-------- DATA LISTING --------

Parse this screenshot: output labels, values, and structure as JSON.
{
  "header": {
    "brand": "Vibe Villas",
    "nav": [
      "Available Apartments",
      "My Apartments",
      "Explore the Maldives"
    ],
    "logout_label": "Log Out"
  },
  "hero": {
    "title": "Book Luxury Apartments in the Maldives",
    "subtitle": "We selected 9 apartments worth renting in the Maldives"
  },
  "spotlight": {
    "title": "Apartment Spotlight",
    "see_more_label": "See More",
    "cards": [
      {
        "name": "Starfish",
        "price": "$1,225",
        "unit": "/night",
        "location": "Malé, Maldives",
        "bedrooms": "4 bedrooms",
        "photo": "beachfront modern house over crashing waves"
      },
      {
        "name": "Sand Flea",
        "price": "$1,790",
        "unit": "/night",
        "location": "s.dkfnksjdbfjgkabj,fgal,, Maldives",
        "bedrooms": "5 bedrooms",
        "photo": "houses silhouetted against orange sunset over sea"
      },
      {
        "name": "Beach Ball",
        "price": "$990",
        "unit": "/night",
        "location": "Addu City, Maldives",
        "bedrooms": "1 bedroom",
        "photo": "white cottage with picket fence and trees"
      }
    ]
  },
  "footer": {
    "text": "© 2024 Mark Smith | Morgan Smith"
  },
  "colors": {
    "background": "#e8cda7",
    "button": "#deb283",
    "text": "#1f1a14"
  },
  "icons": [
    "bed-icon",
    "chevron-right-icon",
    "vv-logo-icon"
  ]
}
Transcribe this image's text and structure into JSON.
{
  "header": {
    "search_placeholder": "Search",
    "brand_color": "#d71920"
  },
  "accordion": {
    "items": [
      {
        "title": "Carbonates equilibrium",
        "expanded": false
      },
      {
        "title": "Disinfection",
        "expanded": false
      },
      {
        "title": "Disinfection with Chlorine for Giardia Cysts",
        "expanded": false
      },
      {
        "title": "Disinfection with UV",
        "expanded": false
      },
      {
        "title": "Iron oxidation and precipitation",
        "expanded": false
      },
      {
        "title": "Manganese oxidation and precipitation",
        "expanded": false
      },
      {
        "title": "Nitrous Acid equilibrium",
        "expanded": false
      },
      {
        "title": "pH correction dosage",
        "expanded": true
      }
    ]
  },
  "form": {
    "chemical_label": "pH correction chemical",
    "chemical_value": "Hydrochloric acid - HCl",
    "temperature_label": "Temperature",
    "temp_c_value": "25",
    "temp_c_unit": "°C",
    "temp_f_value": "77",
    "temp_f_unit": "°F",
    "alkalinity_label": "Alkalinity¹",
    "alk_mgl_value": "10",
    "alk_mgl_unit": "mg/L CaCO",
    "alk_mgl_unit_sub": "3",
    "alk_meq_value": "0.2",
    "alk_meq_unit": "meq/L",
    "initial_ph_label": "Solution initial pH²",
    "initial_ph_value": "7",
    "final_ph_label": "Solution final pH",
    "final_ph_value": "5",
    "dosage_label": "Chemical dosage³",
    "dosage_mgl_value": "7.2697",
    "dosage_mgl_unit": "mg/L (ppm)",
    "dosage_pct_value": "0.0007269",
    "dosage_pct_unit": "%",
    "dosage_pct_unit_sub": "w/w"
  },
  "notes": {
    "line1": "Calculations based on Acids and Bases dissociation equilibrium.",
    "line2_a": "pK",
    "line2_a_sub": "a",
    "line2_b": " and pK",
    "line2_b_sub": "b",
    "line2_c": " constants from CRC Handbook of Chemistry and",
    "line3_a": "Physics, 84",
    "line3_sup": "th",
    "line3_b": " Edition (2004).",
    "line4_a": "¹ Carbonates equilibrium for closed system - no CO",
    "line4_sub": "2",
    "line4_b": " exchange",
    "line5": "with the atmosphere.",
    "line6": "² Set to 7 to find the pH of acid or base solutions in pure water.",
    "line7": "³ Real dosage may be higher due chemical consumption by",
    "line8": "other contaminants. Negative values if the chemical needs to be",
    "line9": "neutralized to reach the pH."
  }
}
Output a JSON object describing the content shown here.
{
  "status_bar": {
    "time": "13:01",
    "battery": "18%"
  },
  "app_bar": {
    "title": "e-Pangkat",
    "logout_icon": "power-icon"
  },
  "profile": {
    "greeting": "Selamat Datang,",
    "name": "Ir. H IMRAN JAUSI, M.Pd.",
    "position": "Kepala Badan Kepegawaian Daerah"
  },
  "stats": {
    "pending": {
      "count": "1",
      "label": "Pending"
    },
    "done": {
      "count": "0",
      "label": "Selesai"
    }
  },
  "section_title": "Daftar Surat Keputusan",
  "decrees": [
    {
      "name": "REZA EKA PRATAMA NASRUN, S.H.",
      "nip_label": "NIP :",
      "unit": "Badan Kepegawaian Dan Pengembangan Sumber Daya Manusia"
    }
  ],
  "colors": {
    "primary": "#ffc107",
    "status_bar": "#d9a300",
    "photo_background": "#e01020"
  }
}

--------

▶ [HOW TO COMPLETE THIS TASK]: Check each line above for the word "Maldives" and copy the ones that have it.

▶ [FINAL ANSWER]:
      "Explore the Maldives"
    "title": "Book Luxury Apartments in the Maldives",
    "subtitle": "We selected 9 apartments worth renting in the Maldives"
        "location": "Malé, Maldives",
        "location": "s.dkfnksjdbfjgkabj,fgal,, Maldives",
        "location": "Addu City, Maldives",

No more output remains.